=== PROBLEM TO WORK ON ===
Once every line in the data below has been checked for "تاریخ", give the number of lines that hold it, and only that.

━━ GIVEN ENTRIES

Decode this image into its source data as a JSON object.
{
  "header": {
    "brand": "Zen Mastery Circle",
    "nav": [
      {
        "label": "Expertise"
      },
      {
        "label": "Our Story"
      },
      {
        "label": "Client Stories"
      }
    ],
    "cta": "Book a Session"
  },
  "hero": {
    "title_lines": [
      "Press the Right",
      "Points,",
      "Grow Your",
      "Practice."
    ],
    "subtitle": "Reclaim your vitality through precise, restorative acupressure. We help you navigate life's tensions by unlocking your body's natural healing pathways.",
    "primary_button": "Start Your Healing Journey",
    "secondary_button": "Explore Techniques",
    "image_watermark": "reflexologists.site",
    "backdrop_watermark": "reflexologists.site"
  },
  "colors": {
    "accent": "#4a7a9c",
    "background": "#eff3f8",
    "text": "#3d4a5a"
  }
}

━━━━
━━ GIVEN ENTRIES

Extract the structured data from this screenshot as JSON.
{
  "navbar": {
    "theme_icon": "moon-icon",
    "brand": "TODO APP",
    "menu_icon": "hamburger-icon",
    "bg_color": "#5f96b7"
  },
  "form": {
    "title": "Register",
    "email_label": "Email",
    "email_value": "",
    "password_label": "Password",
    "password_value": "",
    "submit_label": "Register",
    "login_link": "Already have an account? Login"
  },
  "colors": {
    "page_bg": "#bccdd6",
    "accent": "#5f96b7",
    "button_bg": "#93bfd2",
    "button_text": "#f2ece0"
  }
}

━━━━
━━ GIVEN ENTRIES

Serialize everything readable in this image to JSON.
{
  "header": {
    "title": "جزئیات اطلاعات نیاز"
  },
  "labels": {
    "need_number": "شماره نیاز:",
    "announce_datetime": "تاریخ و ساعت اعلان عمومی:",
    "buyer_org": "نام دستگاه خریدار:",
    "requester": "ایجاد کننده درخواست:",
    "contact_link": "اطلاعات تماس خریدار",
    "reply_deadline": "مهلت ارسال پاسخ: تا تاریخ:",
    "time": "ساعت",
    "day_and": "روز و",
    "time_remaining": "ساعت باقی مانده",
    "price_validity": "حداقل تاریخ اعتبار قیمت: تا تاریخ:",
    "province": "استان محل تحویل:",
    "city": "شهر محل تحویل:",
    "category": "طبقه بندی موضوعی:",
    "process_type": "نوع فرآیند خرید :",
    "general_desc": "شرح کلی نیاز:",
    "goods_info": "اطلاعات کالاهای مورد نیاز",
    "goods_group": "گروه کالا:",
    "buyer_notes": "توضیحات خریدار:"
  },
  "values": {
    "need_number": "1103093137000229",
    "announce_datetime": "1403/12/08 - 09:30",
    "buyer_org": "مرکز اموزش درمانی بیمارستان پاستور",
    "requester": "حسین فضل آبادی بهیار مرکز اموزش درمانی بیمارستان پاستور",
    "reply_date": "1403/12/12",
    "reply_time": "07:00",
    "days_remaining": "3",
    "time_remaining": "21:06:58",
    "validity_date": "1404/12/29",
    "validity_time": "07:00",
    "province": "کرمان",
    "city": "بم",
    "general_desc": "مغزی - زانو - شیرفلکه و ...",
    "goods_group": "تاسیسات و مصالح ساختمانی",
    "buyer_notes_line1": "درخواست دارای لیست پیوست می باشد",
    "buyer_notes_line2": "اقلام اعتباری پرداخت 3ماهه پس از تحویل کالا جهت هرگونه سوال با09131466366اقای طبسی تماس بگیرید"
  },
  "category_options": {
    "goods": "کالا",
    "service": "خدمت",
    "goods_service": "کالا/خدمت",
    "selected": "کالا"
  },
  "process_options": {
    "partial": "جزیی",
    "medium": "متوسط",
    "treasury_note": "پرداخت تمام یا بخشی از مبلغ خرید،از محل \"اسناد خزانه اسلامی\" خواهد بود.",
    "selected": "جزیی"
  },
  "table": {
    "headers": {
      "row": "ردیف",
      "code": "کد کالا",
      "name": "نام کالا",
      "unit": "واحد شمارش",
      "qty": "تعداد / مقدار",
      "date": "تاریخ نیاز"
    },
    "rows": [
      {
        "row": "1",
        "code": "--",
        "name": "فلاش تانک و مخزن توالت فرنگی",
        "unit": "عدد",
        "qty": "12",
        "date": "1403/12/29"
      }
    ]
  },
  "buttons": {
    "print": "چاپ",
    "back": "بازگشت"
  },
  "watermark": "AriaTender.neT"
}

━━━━

=== RESPONSE TO THIS TASK ===
4